WHAT THIS TASK INVOLVES: Repeat the records. Each line must match exactly.

PROVIDED ENTRIES:
=== Section Start ===

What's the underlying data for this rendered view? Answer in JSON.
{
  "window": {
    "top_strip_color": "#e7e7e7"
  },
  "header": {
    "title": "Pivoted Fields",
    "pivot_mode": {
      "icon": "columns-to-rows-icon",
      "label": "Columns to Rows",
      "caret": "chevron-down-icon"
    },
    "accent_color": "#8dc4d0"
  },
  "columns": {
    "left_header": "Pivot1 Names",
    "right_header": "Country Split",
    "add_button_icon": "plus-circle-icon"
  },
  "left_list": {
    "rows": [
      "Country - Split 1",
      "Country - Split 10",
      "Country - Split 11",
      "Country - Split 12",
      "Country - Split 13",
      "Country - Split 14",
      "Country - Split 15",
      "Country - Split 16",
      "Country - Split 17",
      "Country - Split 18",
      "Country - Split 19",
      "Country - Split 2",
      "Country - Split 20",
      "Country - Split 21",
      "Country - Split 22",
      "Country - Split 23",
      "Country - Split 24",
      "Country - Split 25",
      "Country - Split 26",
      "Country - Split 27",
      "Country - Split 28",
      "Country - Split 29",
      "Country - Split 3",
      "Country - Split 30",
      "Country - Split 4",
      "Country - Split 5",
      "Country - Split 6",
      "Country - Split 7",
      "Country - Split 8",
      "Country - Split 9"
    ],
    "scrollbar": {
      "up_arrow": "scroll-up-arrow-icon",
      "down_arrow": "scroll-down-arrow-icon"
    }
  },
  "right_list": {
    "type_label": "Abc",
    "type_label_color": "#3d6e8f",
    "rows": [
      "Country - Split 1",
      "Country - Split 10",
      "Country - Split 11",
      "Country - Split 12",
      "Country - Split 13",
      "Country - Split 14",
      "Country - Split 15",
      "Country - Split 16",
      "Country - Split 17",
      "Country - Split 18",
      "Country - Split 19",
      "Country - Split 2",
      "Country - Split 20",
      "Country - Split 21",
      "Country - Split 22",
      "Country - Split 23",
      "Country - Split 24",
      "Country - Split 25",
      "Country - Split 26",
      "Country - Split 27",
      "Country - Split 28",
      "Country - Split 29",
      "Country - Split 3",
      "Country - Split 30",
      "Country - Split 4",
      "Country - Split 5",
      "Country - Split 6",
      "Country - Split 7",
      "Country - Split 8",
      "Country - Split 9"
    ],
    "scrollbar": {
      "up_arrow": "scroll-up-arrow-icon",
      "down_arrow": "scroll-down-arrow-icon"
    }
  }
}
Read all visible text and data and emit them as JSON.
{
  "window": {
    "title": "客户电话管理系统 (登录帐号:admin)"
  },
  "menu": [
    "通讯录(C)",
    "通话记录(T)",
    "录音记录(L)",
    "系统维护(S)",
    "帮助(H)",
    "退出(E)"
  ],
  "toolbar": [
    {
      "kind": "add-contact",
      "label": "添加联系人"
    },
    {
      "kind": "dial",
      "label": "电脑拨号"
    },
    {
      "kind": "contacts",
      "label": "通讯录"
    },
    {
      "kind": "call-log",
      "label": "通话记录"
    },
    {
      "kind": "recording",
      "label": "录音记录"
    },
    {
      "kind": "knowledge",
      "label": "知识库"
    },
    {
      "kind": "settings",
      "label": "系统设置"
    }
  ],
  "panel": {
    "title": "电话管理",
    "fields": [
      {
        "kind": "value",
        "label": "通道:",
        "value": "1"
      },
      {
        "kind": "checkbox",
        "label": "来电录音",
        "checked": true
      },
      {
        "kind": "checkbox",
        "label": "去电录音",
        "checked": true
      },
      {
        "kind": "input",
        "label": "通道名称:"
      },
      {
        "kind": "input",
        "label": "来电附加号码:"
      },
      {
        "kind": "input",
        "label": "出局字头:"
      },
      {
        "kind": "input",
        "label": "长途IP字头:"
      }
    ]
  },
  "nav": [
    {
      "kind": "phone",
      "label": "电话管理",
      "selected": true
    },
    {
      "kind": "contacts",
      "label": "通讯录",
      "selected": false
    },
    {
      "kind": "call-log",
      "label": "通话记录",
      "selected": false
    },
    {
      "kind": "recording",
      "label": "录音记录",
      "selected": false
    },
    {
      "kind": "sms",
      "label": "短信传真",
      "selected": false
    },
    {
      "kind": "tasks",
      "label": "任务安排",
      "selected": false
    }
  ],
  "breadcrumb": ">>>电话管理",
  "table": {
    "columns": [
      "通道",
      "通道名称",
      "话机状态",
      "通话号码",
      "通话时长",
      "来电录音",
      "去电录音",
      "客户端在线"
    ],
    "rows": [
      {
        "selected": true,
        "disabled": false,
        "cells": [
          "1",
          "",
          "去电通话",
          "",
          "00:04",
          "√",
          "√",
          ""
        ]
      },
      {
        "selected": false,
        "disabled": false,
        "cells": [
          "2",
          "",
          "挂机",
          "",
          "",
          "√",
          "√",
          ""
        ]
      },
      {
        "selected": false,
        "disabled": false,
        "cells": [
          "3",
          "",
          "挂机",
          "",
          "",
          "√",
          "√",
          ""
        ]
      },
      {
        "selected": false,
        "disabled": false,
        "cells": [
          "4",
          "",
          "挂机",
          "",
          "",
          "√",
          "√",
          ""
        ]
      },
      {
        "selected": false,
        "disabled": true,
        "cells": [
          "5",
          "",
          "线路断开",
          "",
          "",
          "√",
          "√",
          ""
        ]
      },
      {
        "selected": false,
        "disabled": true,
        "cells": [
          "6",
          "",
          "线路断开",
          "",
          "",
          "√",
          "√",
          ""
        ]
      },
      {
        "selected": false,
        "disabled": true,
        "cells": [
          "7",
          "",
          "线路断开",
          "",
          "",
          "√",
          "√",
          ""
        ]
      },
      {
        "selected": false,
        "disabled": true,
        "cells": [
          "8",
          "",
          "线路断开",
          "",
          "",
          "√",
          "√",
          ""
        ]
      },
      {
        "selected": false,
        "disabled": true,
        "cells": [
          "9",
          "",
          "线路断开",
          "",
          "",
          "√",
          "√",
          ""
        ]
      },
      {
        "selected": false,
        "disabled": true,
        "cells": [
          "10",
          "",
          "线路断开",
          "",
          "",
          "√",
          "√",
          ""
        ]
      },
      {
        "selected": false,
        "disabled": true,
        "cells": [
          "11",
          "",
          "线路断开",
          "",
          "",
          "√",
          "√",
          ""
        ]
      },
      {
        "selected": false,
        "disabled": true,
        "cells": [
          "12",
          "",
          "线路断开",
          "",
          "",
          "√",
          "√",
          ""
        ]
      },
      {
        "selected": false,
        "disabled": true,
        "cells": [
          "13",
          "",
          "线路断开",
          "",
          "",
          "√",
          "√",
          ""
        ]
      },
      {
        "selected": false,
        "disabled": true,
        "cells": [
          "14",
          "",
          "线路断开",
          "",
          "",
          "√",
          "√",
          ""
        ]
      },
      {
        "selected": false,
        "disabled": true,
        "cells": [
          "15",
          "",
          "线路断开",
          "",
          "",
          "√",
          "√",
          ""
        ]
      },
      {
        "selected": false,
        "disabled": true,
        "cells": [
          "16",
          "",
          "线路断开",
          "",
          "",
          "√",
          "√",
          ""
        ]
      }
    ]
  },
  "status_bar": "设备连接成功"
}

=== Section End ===

OUTPUT OF THE EXERCISE:
What's the underlying data for this rendered view? Answer in JSON.
{
  "window": {
    "top_strip_color": "#e7e7e7"
  },
  "header": {
    "title": "Pivoted Fields",
    "pivot_mode": {
      "icon": "columns-to-rows-icon",
      "label": "Columns to Rows",
      "caret": "chevron-down-icon"
    },
    "accent_color": "#8dc4d0"
  },
  "columns": {
    "left_header": "Pivot1 Names",
    "right_header": "Country Split",
    "add_button_icon": "plus-circle-icon"
  },
  "left_list": {
    "rows": [
      "Country - Split 1",
      "Country - Split 10",
      "Country - Split 11",
      "Country - Split 12",
      "Country - Split 13",
      "Country - Split 14",
      "Country - Split 15",
      "Country - Split 16",
      "Country - Split 17",
      "Country - Split 18",
      "Country - Split 19",
      "Country - Split 2",
      "Country - Split 20",
      "Country - Split 21",
      "Country - Split 22",
      "Country - Split 23",
      "Country - Split 24",
      "Country - Split 25",
      "Country - Split 26",
      "Country - Split 27",
      "Country - Split 28",
      "Country - Split 29",
      "Country - Split 3",
      "Country - Split 30",
      "Country - Split 4",
      "Country - Split 5",
      "Country - Split 6",
      "Country - Split 7",
      "Country - Split 8",
      "Country - Split 9"
    ],
    "scrollbar": {
      "up_arrow": "scroll-up-arrow-icon",
      "down_arrow": "scroll-down-arrow-icon"
    }
  },
  "right_list": {
    "type_label": "Abc",
    "type_label_color": "#3d6e8f",
    "rows": [
      "Country - Split 1",
      "Country - Split 10",
      "Country - Split 11",
      "Country - Split 12",
      "Country - Split 13",
      "Country - Split 14",
      "Country - Split 15",
      "Country - Split 16",
      "Country - Split 17",
      "Country - Split 18",
      "Country - Split 19",
      "Country - Split 2",
      "Country - Split 20",
      "Country - Split 21",
      "Country - Split 22",
      "Country - Split 23",
      "Country - Split 24",
      "Country - Split 25",
      "Country - Split 26",
      "Country - Split 27",
      "Country - Split 28",
      "Country - Split 29",
      "Country - Split 3",
      "Country - Split 30",
      "Country - Split 4",
      "Country - Split 5",
      "Country - Split 6",
      "Country - Split 7",
      "Country - Split 8",
      "Country - Split 9"
    ],
    "scrollbar": {
      "up_arrow": "scroll-up-arrow-icon",
      "down_arrow": "scroll-down-arrow-icon"
    }
  }
}
Read all visible text and data and emit them as JSON.
{
  "window": {
    "title": "客户电话管理系统 (登录帐号:admin)"
  },
  "menu": [
    "通讯录(C)",
    "通话记录(T)",
    "录音记录(L)",
    "系统维护(S)",
    "帮助(H)",
    "退出(E)"
  ],
  "toolbar": [
    {
      "kind": "add-contact",
      "label": "添加联系人"
    },
    {
      "kind": "dial",
      "label": "电脑拨号"
    },
    {
      "kind": "contacts",
      "label": "通讯录"
    },
    {
      "kind": "call-log",
      "label": "通话记录"
    },
    {
      "kind": "recording",
      "label": "录音记录"
    },
    {
      "kind": "knowledge",
      "label": "知识库"
    },
    {
      "kind": "settings",
      "label": "系统设置"
    }
  ],
  "panel": {
    "title": "电话管理",
    "fields": [
      {
        "kind": "value",
        "label": "通道:",
        "value": "1"
      },
      {
        "kind": "checkbox",
        "label": "来电录音",
        "checked": true
      },
      {
        "kind": "checkbox",
        "label": "去电录音",
        "checked": true
      },
      {
        "kind": "input",
        "label": "通道名称:"
      },
      {
        "kind": "input",
        "label": "来电附加号码:"
      },
      {
        "kind": "input",
        "label": "出局字头:"
      },
      {
        "kind": "input",
        "label": "长途IP字头:"
      }
    ]
  },
  "nav": [
    {
      "kind": "phone",
      "label": "电话管理",
      "selected": true
    },
    {
      "kind": "contacts",
      "label": "通讯录",
      "selected": false
    },
    {
      "kind": "call-log",
      "label": "通话记录",
      "selected": false
    },
    {
      "kind": "recording",
      "label": "录音记录",
      "selected": false
    },
    {
      "kind": "sms",
      "label": "短信传真",
      "selected": false
    },
    {
      "kind": "tasks",
      "label": "任务安排",
      "selected": false
    }
  ],
  "breadcrumb": ">>>电话管理",
  "table": {
    "columns": [
      "通道",
      "通道名称",
      "话机状态",
      "通话号码",
      "通话时长",
      "来电录音",
      "去电录音",
      "客户端在线"
    ],
    "rows": [
      {
        "selected": true,
        "disabled": false,
        "cells": [
          "1",
          "",
          "去电通话",
          "",
          "00:04",
          "√",
          "√",
          ""
        ]
      },
      {
        "selected": false,
        "disabled": false,
        "cells": [
          "2",
          "",
          "挂机",
          "",
          "",
          "√",
          "√",
          ""
        ]
      },
      {
        "selected": false,
        "disabled": false,
        "cells": [
          "3",
          "",
          "挂机",
          "",
          "",
          "√",
          "√",
          ""
        ]
      },
      {
        "selected": false,
        "disabled": false,
        "cells": [
          "4",
          "",
          "挂机",
          "",
          "",
          "√",
          "√",
          ""
        ]
      },
      {
        "selected": false,
        "disabled": true,
        "cells": [
          "5",
          "",
          "线路断开",
          "",
          "",
          "√",
          "√",
          ""
        ]
      },
      {
        "selected": false,
        "disabled": true,
        "cells": [
          "6",
          "",
          "线路断开",
          "",
          "",
          "√",
          "√",
          ""
        ]
      },
      {
        "selected": false,
        "disabled": true,
        "cells": [
          "7",
          "",
          "线路断开",
          "",
          "",
          "√",
          "√",
          ""
        ]
      },
      {
        "selected": false,
        "disabled": true,
        "cells": [
          "8",
          "",
          "线路断开",
          "",
          "",
          "√",
          "√",
          ""
        ]
      },
      {
        "selected": false,
        "disabled": true,
        "cells": [
          "9",
          "",
          "线路断开",
          "",
          "",
          "√",
          "√",
          ""
        ]
      },
      {
        "selected": false,
        "disabled": true,
        "cells": [
          "10",
          "",
          "线路断开",
          "",
          "",
          "√",
          "√",
          ""
        ]
      },
      {
        "selected": false,
        "disabled": true,
        "cells": [
          "11",
          "",
          "线路断开",
          "",
          "",
          "√",
          "√",
          ""
        ]
      },
      {
        "selected": false,
        "disabled": true,
        "cells": [
          "12",
          "",
          "线路断开",
          "",
          "",
          "√",
          "√",
          ""
        ]
      },
      {
        "selected": false,
        "disabled": true,
        "cells": [
          "13",
          "",
          "线路断开",
          "",
          "",
          "√",
          "√",
          ""
        ]
      },
      {
        "selected": false,
        "disabled": true,
        "cells": [
          "14",
          "",
          "线路断开",
          "",
          "",
          "√",
          "√",
          ""
        ]
      },
      {
        "selected": false,
        "disabled": true,
        "cells": [
          "15",
          "",
          "线路断开",
          "",
          "",
          "√",
          "√",
          ""
        ]
      },
      {
        "selected": false,
        "disabled": true,
        "cells": [
          "16",
          "",
          "线路断开",
          "",
          "",
          "√",
          "√",
          ""
        ]
      }
    ]
  },
  "status_bar": "设备连接成功"
}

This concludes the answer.